About NetFlow/IPFIX and DPI


I'm currently writing a paper for school and I talk about net neutrality
which brings the subject of NetFlow/IPFIX.

Should those protocols be considered as tools to perform DPI ?


That question can be taken a couple of ways. Netflow is useful for
calculating information useful to providers and operators through sampling
of data on high bandwidth links, where performing DPI is not feasible or
desired. It is not a robust solution for DPI - or analysis of higher layer
packet data, which is typically performed by a mirrored interface or an
inline box/firewall that can perform high speed forwarding.

No - they're flow telemetry exported by routers and switches, and they provide layer-4 information.

It's possible with Cisco Flexible NetFlow and with PSAMP exported over IPFIX to get packet contents; however, few if any collection/analysis systems utilize either extended telemetry format, to date. I've never seen either implemented in a production network.

NetFlow and IPFIX are primarily used for security purposes such as DDoS detection/classification/traceback and botnet C&C identification; for traffic engineering analysis; capacity planning analysis; for troubleshooting; and for billing purposes. Flow telemetry is an essential tool that ISPs and larger enterprises utilize in order to get a view into their network traffic, because it scales for large networks - and it does so because it doesn't typically include packet payloads, just the layer-4 information. It's sort of like a near-time mobile phone bill for the network.

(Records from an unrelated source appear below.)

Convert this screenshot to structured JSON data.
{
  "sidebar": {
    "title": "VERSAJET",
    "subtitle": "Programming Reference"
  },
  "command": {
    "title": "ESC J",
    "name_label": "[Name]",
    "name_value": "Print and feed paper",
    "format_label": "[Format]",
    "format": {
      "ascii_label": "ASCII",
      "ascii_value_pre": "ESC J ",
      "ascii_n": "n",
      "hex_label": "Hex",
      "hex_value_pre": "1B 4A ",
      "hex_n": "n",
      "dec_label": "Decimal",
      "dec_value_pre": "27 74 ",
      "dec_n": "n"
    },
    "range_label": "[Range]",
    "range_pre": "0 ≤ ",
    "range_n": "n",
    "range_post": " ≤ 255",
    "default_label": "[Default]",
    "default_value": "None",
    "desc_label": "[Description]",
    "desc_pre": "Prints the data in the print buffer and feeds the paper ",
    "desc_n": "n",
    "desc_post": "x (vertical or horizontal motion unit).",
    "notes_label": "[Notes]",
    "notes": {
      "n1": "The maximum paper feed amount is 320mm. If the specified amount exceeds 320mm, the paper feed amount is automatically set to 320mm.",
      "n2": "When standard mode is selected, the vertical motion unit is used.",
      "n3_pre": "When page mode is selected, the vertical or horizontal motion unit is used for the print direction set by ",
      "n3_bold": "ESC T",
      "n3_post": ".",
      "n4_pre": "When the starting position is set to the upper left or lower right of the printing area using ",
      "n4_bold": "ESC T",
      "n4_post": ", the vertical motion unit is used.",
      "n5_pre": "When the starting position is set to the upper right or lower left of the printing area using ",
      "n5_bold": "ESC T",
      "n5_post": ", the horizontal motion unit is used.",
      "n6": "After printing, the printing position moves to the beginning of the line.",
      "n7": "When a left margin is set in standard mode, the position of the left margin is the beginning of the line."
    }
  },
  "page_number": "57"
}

'DPI' generally (but not always) refers to devices which are placed inline and perform full multi-packet payload reassembly and inspection. The term has been used (and misused) so broadly as to becoming essentially meaningless.

NetFlow and IPFIX are merely telemetry formats used by network engineers for the purposes noted above.

This presentation talks about how NetFlow is used by network operators:


Network neutrality is largely an issue of policy and of economics, not of technology, per se.

Another role for IPFIX/NetFlow in the context of DPI (on top of
PSAMP that was already mentioned by Roland) is to serve as a
transport mechanism to travel flow data along with their DPI
classification from probes to remote collectors, for persistent
storage, analysis, etc.

This model is supported on the export side by Cisco with their
NetFlow/NBAR integration and on the collection side by some
collector. Maybe this (*) recent university report from the
good Tomasz Bujlov can be of interest to you. What i described
above is specifically captured in chapters 3.4.6 and 3.5.6.


(*) http://vbn.aau.dk/files/78068418/report.pdf

As you'll note in reading that report, NBAR didn't seem to work very well for them; I haven't run across its use in any ISP network, on ISP-grade hardware (i.e., not a small software-based router like a 7200), or even in a large-scale enterprise environment.

Again, I haven't yet run across anyone actually using this on a production network. It would be very interesting to hear from someone with first-hand experience with NBAR exported over Flexible NetFlow in a production environment.

Also, it's important to note that this sort of thing doesn't scale across networks of any real size/speed. There's a great deal of potential utility in the security, troubleshooting, and traffic engineering arenas for on-demand triggered packet sampling of this nature, but so far, the control-plane hooks aren't really there to do this in a programmatic manner (one presumes that SDN of one flavor or another might provide these capabilities). That was my biggest gripe about Flexible NetFlow when I was at Cisco, and one which I felt ensured the technology wouldn't make it into production networks - no organic control-plane interface.

So, perhaps now we can de-conflate flow telemetry and 'DPI', since the real-life export, collection, and analysis of anything other than layer-4 information via flow telemetry isn't at all commonplace (if it in fact exists at all) on production networks), at this juncture.

'DPI' generally alludes boxes positioned at points of ingress/egress symmetry (either natural or purposely engineered) within a network. Flow telemetry per se is not really within the rubric of 'DPI'.

Please note NBAR/NetFlow integration wanted to be an example of
using NetFlow/ IPFIX as a transport for DPI classification info
(where classification could be performed with any other in-line
technology than NBAR).

Whether NBAR works or does not as a classification technology is
out of scope for me here - and seems also out of the op request.


So, perhaps now we can de-conflate flow telemetry and 'DPI', since the real-life export, collection, and analysis of anything other than layer-4 information via flow telemetry isn't at all commonplace (if it in fact exists at all) on production networks), at this juncture.

I disagree if anybody conflates here. I don't. I see two disjoint
pieces: classification technology and transport of classification
info to a central location. IPFIX, for example, is general (and
standardized) enough to transport/encapsulate other info than just
flow info, this might include DPI classification or other stuff.
You can also read this as: if you have to travel some info, why re
invent the wheel and not leverage a general-enough, standardized
transport protocol (that btw you can contribute at any point to
enhance if not satisfactory enough)?

And please it's nice to have different positions - no need to escalate.


Thank you Matt (offlist), Dan, Roland and Paolo for your answers !